Retype each entry below exactly. Do not carry any image over.

[Component data from apps and pages]
____________

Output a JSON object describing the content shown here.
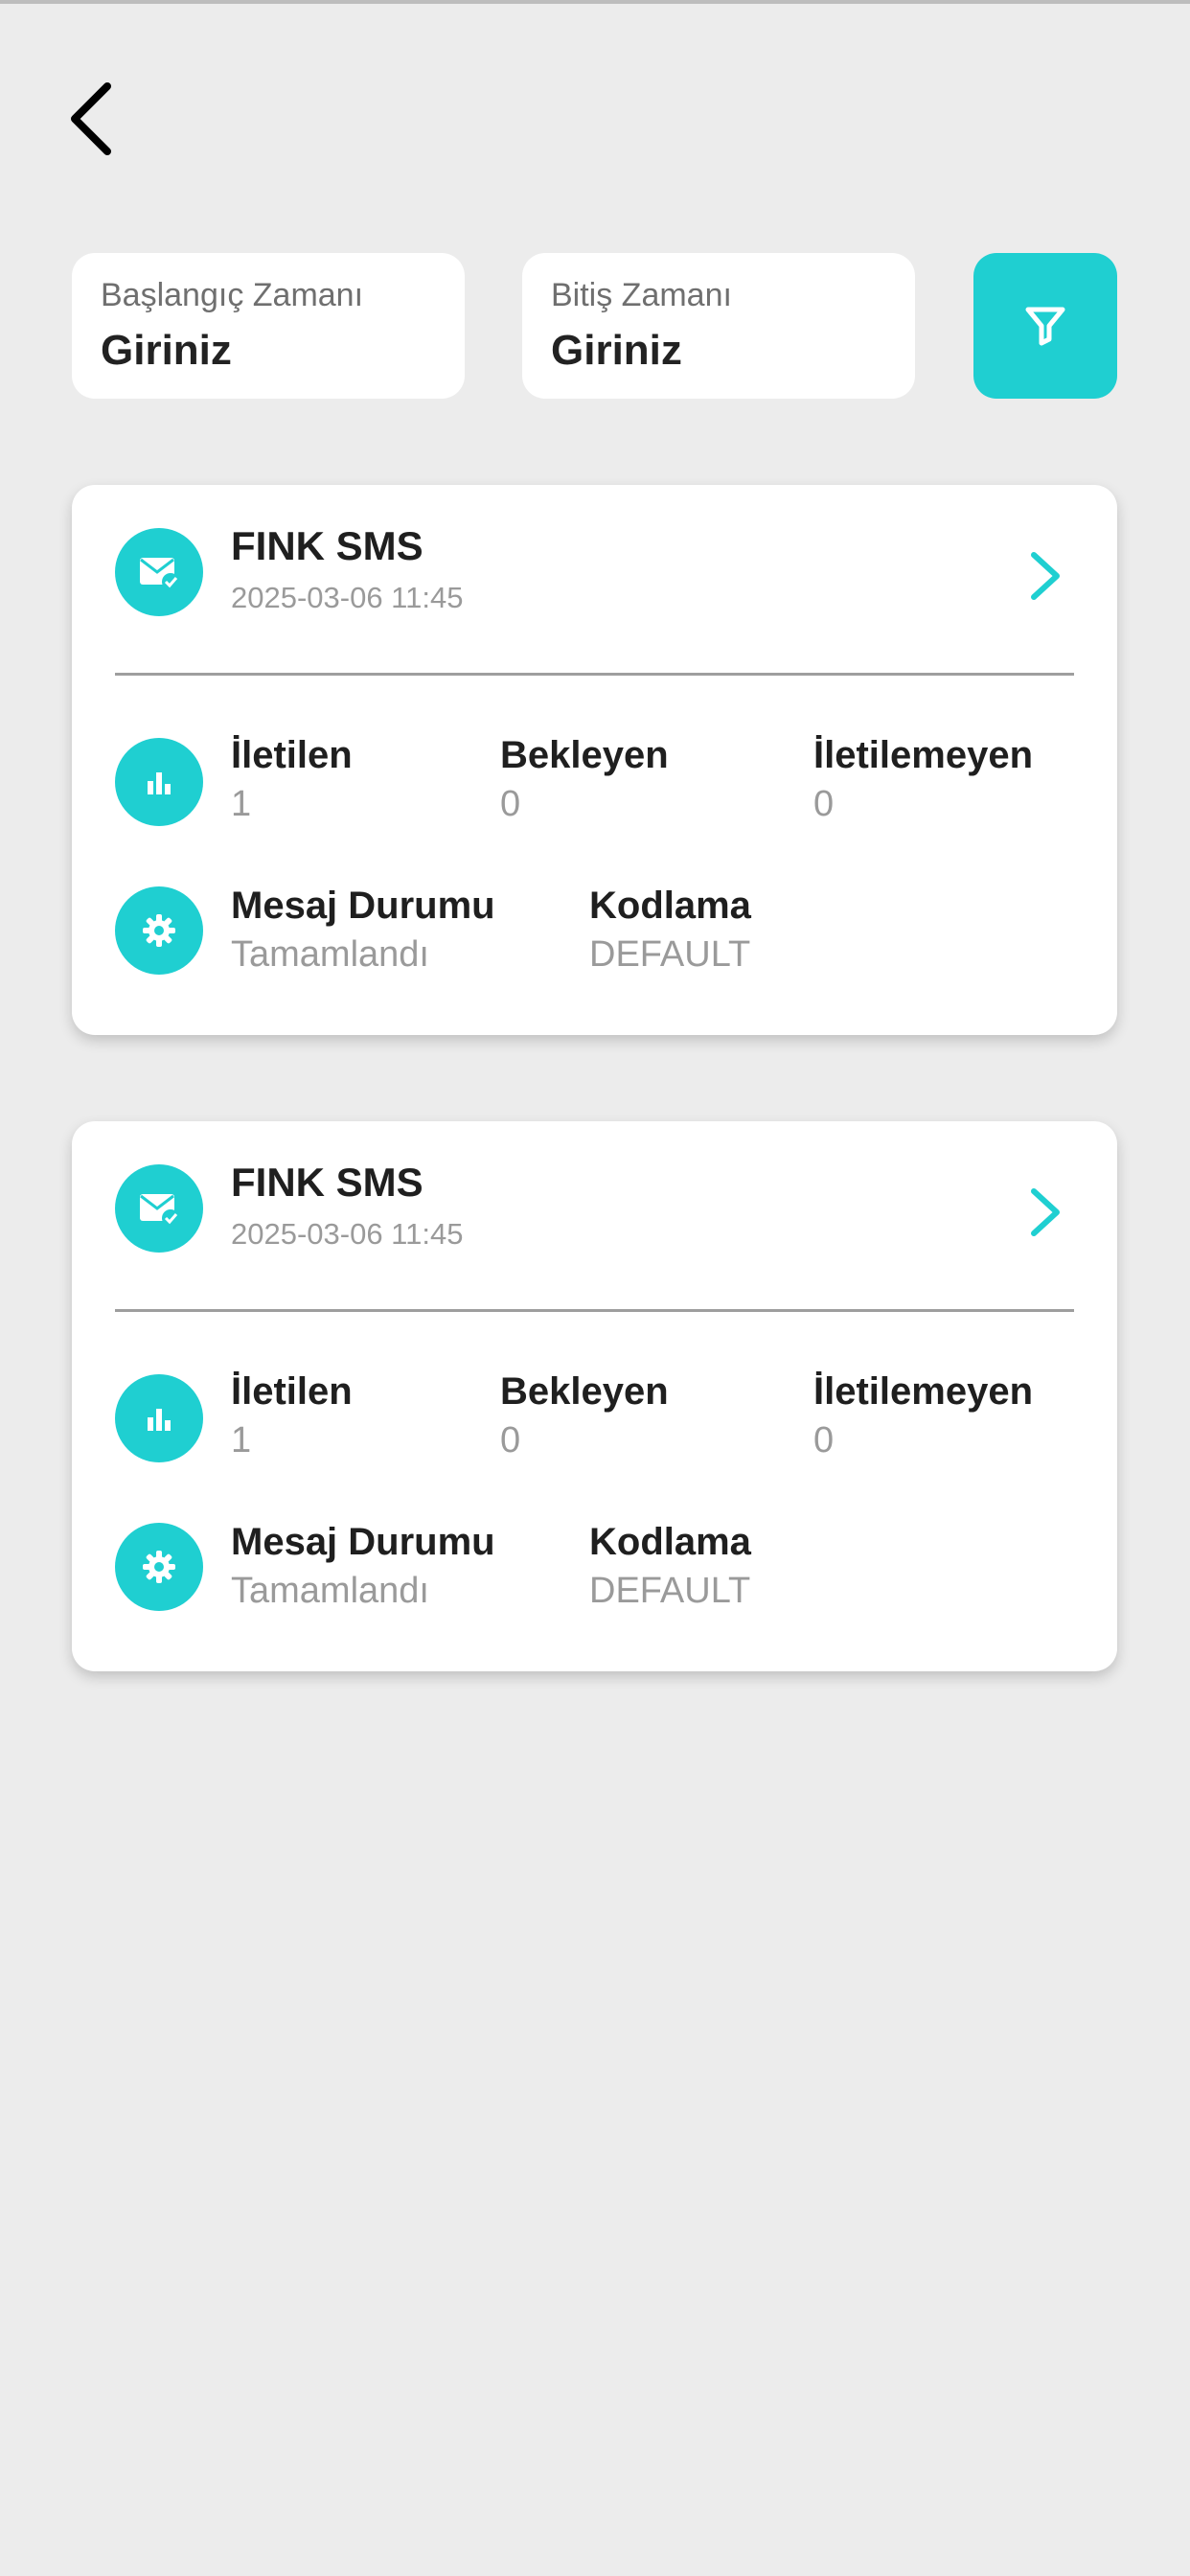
{
  "filters": {
    "start": {
      "label": "Başlangıç Zamanı",
      "value": "Giriniz"
    },
    "end": {
      "label": "Bitiş Zamanı",
      "value": "Giriniz"
    }
  },
  "icons": {
    "back": "chevron-left-icon",
    "filter": "filter-funnel-icon",
    "message": "mail-check-icon",
    "stats": "bar-chart-icon",
    "settings": "gear-icon",
    "detail": "chevron-right-icon"
  },
  "colors": {
    "accent": "#1fcfd1",
    "background": "#ececec"
  },
  "cards": [
    {
      "title": "FINK SMS",
      "date": "2025-03-06 11:45",
      "stats": [
        {
          "label": "İletilen",
          "value": "1"
        },
        {
          "label": "Bekleyen",
          "value": "0"
        },
        {
          "label": "İletilemeyen",
          "value": "0"
        }
      ],
      "status": {
        "label": "Mesaj Durumu",
        "value": "Tamamlandı"
      },
      "encoding": {
        "label": "Kodlama",
        "value": "DEFAULT"
      }
    },
    {
      "title": "FINK SMS",
      "date": "2025-03-06 11:45",
      "stats": [
        {
          "label": "İletilen",
          "value": "1"
        },
        {
          "label": "Bekleyen",
          "value": "0"
        },
        {
          "label": "İletilemeyen",
          "value": "0"
        }
      ],
      "status": {
        "label": "Mesaj Durumu",
        "value": "Tamamlandı"
      },
      "encoding": {
        "label": "Kodlama",
        "value": "DEFAULT"
      }
    }
  ]
}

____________

#### [Solution to the exercise]
Output a JSON object describing the content shown here.
{
  "filters": {
    "start": {
      "label": "Başlangıç Zamanı",
      "value": "Giriniz"
    },
    "end": {
      "label": "Bitiş Zamanı",
      "value": "Giriniz"
    }
  },
  "icons": {
    "back": "chevron-left-icon",
    "filter": "filter-funnel-icon",
    "message": "mail-check-icon",
    "stats": "bar-chart-icon",
    "settings": "gear-icon",
    "detail": "chevron-right-icon"
  },
  "colors": {
    "accent": "#1fcfd1",
    "background": "#ececec"
  },
  "cards": [
    {
      "title": "FINK SMS",
      "date": "2025-03-06 11:45",
      "stats": [
        {
          "label": "İletilen",
          "value": "1"
        },
        {
          "label": "Bekleyen",
          "value": "0"
        },
        {
          "label": "İletilemeyen",
          "value": "0"
        }
      ],
      "status": {
        "label": "Mesaj Durumu",
        "value": "Tamamlandı"
      },
      "encoding": {
        "label": "Kodlama",
        "value": "DEFAULT"
      }
    },
    {
      "title": "FINK SMS",
      "date": "2025-03-06 11:45",
      "stats": [
        {
          "label": "İletilen",
          "value": "1"
        },
        {
          "label": "Bekleyen",
          "value": "0"
        },
        {
          "label": "İletilemeyen",
          "value": "0"
        }
      ],
      "status": {
        "label": "Mesaj Durumu",
        "value": "Tamamlandı"
      },
      "encoding": {
        "label": "Kodlama",
        "value": "DEFAULT"
      }
    }
  ]
}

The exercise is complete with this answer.